If earnings fall then in the future the ‘E’ will be lower. That means unless the share price falls, the P/E will increase in a few years. A higher P/E should indicate the stock is expensive relative to others — and that may encourage shareholders to sell.

CLP Holdings shrunk earnings per share by 4.9% last year. But EPS is up 11% over the last 5 years. And it has shrunk its earnings per share by 2.2% per year over the last three years. This growth rate might warrant a low P/E ratio. So it would be surprising to see a high P/E.

### How Does CLP Holdings’s P/E Ratio Compare To Its Peers?

We can get an indication of market expectations by looking at the P/E ratio. The image below shows that CLP Holdings has a higher P/E than the average (15.4) P/E for companies in the electric utilities industry.

CLP Holdings’s P/E tells us that market participants think the company will perform better than its industry peers, going forward. Shareholders are clearly optimistic, but the future is always uncertain. So further research is always essential. I often monitor director buying and selling.

### Remember: P/E Ratios Don’t Consider The Balance Sheet

Don’t forget that the P/E ratio considers market capitalization. In other words, it does not consider any debt or cash that the company may have on the balance sheet. Theoretically, a business can improve its earnings (and produce a lower P/E in the future), by taking on debt (or spending its remaining cash).

Spending on growth might be good or bad a few years later, but the point is that the P/E ratio does not account for the option (or lack thereof).

### CLP Holdings’s Balance Sheet

CLP Holdings has net debt worth 18% of its market capitalization. This could bring some additional risk, and reduce the number of investment options for management; worth remembering if you compare its P/E to businesses without debt.

### The Verdict On CLP Holdings’s P/E Ratio

CLP Holdings’s P/E is 17.1 which is above average (11.8) in the HK market. With some debt but no EPS growth last year, the market has high expectations of future profits.
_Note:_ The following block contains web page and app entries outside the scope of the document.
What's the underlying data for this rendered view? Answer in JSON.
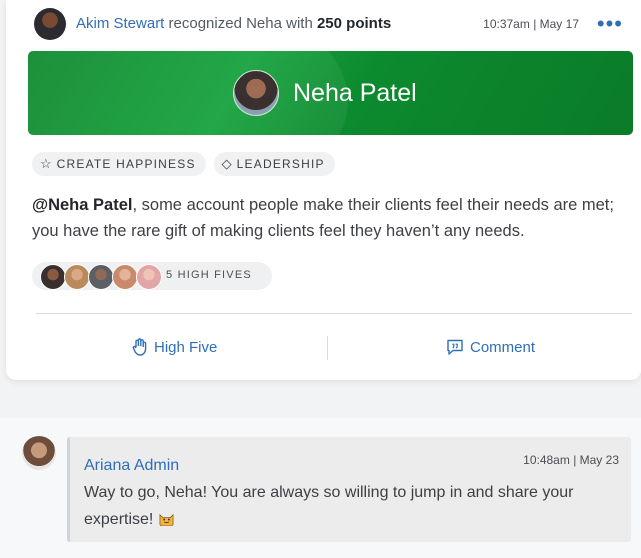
{
  "post": {
    "actor": "Akim Stewart",
    "verb": "recognized Neha with",
    "points": "250 points",
    "time": "10:37am | May 17",
    "more_icon": "more-dots-icon",
    "more_label": "•••"
  },
  "banner": {
    "recipient": "Neha Patel",
    "color": "#0f8a2e"
  },
  "tags": [
    {
      "icon": "star-icon",
      "glyph": "☆",
      "label": "CREATE HAPPINESS"
    },
    {
      "icon": "diamond-icon",
      "glyph": "◇",
      "label": "LEADERSHIP"
    }
  ],
  "message": {
    "mention": "@Neha Patel",
    "text": ", some account people make their clients feel their needs are met; you have the rare gift of making clients feel they haven’t any needs."
  },
  "high_fives": {
    "count_label": "5 HIGH FIVES"
  },
  "actions": {
    "high_five_label": "High Five",
    "comment_label": "Comment"
  },
  "comment": {
    "author": "Ariana Admin",
    "time": "10:48am | May 23",
    "text": "Way to go, Neha! You are always so willing to jump in and share your expertise!",
    "emoji_icon": "smiling-cat-icon"
  },
  "colors": {
    "link_blue": "#2f6fb7",
    "banner_green": "#0f8a2e"
  }
}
Investors should be looking to buy stocks that the market is wrong about. As value investor Benjamin Graham famously said, ‘In the short run, the market is a voting machine but in the long run, it is a weighing machine.’ So this free visual report on analyst forecasts could hold the key to an excellent investment decision.

Of course, you might find a fantastic investment by looking at a few good candidates. So take a peek at this free list of companies with modest (or no) debt, trading on a P/E below 20.

We aim to bring you long-term focused research analysis driven by fundamental data. Note that our analysis may not factor in the latest price-sensitive company announcements or qualitative material.

If you spot an error that warrants correction, please contact the editor at editorial-team@simplywallst.com. This article by Simply Wall St is general in nature. It does not constitute a recommendation to buy or sell any stock, and does not take account of your objectives, or your financial situation. Simply Wall St has no position in the stocks mentioned. Thank you for reading.